··· Source material

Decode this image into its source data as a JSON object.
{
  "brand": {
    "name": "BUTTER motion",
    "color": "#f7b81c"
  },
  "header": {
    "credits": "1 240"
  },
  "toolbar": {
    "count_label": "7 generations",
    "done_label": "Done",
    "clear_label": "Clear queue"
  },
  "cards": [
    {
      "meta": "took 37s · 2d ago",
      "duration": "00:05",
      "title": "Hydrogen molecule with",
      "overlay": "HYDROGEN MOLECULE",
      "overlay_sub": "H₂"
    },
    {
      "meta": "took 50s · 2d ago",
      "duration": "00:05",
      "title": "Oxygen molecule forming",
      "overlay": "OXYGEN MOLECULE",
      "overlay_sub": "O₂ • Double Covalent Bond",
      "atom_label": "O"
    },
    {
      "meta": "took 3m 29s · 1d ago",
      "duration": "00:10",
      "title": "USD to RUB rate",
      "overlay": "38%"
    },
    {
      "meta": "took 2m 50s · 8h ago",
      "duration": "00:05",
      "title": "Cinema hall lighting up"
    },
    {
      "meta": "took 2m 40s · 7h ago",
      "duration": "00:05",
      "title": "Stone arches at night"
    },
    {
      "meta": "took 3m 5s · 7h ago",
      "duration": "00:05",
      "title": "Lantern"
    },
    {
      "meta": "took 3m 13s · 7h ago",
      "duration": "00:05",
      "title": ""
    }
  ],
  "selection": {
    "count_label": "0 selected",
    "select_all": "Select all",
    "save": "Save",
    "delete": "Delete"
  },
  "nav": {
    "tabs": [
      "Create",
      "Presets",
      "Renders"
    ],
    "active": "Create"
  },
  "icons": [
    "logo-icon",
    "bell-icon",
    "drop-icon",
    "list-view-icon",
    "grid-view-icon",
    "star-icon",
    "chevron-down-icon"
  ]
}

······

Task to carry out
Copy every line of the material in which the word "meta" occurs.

Response to the task
      "meta": "took 37s · 2d ago",
      "meta": "took 50s · 2d ago",
      "meta": "took 3m 29s · 1d ago",
      "meta": "took 2m 50s · 8h ago",
      "meta": "took 2m 40s · 7h ago",
      "meta": "took 3m 5s · 7h ago",
      "meta": "took 3m 13s · 7h ago",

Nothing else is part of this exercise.